▶ Exercise directions
Search the data for "OneLittleClass". Each line containing it is to be copied.
==================================================
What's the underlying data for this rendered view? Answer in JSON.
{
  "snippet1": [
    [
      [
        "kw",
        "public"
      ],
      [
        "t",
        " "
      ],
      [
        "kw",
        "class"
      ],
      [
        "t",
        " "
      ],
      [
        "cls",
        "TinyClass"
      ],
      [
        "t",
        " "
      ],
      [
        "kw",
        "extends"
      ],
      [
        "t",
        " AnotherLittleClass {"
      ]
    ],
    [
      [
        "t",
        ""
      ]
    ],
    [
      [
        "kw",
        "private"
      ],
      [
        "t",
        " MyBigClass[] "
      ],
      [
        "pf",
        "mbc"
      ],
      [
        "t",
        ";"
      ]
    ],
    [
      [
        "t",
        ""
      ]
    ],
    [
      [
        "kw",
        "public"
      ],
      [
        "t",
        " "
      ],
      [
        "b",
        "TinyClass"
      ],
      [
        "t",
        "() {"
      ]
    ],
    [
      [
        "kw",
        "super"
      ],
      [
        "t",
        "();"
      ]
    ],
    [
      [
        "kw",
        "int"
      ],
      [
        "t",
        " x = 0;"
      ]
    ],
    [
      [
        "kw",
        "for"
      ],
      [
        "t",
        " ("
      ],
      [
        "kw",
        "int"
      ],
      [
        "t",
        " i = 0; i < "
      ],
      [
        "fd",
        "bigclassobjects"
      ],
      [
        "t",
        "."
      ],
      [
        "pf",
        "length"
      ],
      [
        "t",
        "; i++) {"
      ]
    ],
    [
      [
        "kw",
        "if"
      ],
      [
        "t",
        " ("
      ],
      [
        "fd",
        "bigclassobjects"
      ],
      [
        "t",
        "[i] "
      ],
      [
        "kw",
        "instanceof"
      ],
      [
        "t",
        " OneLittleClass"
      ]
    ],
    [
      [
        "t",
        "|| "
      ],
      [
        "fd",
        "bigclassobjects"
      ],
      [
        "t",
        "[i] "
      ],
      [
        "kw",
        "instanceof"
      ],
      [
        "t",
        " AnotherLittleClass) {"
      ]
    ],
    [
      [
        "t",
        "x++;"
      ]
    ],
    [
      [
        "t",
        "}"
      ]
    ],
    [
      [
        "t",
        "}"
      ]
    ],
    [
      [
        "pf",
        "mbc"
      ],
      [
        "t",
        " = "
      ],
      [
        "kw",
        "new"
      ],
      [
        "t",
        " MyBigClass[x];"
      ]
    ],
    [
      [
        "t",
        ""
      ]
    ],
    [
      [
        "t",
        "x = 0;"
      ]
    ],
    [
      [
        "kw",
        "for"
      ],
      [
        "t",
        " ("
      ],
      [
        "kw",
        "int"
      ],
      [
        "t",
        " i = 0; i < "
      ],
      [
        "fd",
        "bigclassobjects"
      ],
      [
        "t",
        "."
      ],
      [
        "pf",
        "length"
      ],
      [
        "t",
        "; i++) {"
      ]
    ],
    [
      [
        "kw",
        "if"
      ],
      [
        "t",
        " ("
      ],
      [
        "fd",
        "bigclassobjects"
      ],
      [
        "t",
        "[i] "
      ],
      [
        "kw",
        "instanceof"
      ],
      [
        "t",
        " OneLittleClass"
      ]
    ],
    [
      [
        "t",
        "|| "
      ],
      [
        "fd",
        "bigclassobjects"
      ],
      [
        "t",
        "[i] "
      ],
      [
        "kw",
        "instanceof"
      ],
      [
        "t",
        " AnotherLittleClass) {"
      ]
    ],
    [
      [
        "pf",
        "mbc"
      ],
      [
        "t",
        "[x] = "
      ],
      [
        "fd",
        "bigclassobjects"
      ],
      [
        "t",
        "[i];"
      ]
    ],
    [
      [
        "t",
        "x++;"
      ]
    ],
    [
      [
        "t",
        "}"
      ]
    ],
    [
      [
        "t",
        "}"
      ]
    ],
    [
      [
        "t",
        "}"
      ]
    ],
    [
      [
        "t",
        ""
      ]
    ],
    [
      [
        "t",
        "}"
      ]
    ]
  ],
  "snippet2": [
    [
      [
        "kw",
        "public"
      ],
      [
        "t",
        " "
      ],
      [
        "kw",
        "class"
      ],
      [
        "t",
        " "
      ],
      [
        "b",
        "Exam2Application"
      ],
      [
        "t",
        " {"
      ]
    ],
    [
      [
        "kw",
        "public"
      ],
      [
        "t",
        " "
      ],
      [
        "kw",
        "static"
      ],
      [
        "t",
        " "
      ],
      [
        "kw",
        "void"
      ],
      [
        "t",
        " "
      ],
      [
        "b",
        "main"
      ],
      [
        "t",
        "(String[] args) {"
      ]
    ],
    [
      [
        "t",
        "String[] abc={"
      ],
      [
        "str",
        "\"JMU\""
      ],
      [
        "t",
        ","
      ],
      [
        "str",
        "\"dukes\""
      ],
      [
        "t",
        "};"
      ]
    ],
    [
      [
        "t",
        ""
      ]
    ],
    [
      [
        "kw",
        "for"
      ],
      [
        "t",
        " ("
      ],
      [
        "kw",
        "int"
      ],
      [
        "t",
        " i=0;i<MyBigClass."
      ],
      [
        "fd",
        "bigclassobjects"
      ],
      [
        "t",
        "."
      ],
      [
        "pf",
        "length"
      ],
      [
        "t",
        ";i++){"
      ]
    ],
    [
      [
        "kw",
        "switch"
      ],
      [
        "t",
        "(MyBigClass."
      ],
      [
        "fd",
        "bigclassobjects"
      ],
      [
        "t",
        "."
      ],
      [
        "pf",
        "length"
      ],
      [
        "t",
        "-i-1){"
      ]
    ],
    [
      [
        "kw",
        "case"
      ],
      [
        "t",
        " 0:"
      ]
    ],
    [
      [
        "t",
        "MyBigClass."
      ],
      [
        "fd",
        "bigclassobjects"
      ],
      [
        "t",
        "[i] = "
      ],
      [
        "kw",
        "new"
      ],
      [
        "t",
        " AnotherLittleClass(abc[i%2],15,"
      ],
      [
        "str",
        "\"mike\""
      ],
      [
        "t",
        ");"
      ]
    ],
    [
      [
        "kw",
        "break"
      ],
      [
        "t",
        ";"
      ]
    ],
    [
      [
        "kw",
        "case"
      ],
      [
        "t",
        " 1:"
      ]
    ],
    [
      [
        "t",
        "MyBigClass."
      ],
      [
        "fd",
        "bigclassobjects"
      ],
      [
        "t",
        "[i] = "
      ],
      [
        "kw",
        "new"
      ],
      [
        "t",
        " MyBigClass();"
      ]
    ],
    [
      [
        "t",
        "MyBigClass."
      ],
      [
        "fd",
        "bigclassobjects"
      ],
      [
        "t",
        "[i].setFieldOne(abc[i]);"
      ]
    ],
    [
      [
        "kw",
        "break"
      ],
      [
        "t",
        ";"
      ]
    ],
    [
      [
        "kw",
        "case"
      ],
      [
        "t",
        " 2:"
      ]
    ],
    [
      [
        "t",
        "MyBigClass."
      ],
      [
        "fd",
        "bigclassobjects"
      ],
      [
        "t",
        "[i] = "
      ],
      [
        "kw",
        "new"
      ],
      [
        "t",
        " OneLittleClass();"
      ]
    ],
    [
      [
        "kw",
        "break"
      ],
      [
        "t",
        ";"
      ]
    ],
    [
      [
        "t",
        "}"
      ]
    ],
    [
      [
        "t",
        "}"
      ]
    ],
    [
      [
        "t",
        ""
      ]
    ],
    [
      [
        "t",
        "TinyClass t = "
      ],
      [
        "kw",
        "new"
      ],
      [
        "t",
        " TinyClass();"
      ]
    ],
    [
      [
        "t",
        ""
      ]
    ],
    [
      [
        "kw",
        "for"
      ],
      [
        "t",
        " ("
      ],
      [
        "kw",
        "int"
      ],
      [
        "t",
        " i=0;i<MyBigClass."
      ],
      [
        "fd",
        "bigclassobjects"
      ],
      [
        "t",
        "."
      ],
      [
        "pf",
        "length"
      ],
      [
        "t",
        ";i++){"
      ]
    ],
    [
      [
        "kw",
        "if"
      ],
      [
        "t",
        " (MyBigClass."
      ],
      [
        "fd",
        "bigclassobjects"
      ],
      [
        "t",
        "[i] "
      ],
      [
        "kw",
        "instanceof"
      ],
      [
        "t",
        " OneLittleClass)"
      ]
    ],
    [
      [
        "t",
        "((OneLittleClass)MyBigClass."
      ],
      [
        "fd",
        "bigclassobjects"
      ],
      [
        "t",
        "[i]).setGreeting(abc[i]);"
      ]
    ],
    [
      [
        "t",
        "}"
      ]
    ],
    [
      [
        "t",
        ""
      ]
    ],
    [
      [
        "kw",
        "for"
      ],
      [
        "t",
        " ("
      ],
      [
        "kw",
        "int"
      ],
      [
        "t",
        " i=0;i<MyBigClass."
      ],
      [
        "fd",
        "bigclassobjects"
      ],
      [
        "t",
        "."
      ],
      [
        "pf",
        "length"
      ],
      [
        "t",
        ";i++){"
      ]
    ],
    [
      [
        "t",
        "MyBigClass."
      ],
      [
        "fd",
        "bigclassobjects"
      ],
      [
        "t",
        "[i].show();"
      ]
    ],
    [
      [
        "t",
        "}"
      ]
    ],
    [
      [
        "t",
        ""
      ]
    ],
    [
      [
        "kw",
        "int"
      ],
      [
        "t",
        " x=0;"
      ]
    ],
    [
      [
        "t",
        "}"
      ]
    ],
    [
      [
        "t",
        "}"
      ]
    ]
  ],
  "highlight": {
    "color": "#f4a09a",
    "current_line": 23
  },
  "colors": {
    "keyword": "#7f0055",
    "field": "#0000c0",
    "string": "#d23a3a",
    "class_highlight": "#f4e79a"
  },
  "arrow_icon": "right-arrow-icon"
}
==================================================
▶ Response box
        " OneLittleClass"
        " OneLittleClass"
        " OneLittleClass();"
        " OneLittleClass)"
        "((OneLittleClass)MyBigClass."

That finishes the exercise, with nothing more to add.